The answer must be a bare number: the count of lines below that contain "こんにちは".

───── Exercise input

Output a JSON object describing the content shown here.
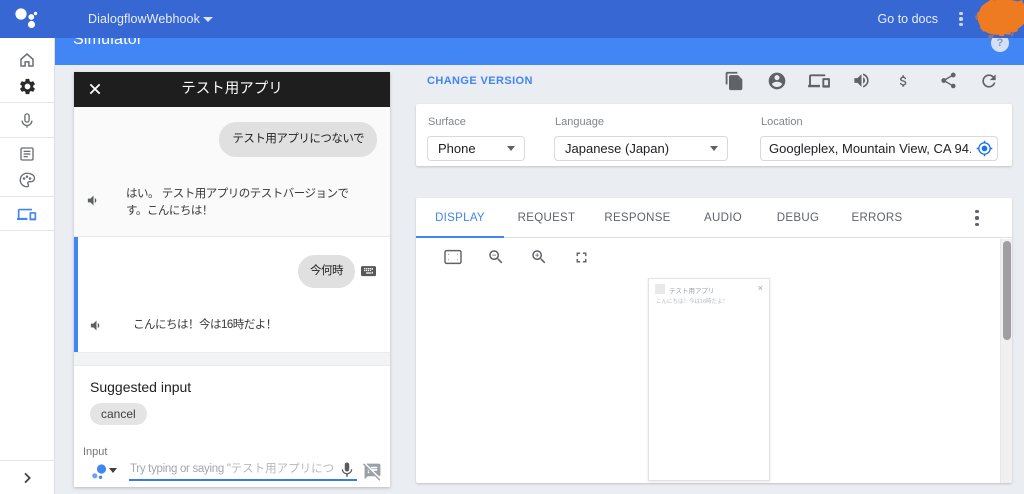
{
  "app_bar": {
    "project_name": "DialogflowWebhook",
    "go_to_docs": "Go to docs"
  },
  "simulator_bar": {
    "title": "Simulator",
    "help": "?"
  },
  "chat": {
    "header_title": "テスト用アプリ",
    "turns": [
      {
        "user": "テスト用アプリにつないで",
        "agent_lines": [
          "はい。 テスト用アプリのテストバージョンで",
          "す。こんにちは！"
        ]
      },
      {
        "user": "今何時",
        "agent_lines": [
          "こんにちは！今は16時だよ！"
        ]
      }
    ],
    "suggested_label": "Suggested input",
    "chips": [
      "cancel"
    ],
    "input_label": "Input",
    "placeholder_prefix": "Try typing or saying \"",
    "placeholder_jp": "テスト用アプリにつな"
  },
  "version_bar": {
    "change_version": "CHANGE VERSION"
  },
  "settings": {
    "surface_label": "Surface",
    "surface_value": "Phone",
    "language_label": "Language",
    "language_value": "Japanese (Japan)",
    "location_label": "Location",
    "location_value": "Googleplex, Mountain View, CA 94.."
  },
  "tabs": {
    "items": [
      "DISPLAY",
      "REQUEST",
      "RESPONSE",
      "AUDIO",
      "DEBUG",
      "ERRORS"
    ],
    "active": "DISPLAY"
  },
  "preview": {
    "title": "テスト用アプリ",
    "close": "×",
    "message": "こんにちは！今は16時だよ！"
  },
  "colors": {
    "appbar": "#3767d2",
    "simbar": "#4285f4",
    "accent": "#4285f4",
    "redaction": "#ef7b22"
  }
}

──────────
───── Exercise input

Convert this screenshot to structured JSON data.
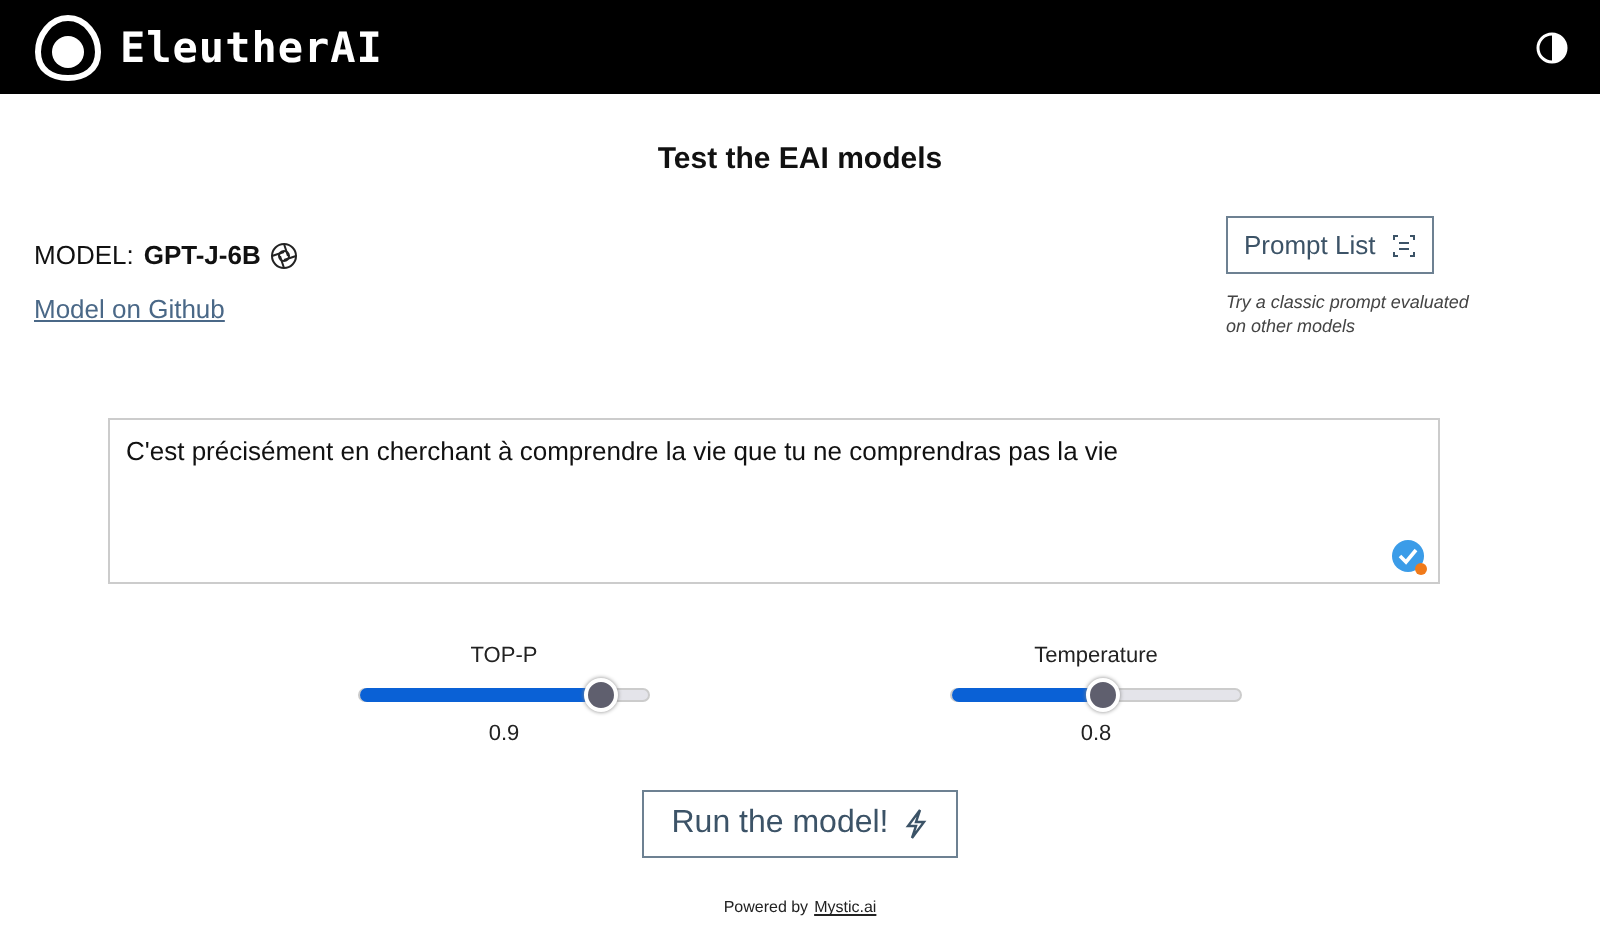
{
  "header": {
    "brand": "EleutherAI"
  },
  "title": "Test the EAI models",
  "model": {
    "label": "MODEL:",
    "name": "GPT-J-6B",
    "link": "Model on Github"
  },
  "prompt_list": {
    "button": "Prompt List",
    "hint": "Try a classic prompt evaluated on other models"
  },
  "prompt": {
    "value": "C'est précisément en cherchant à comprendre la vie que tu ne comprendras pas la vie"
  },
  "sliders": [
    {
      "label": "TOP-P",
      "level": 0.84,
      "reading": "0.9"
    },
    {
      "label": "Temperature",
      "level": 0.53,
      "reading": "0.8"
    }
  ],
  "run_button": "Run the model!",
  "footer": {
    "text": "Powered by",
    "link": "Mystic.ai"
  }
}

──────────

● **Solution below**
3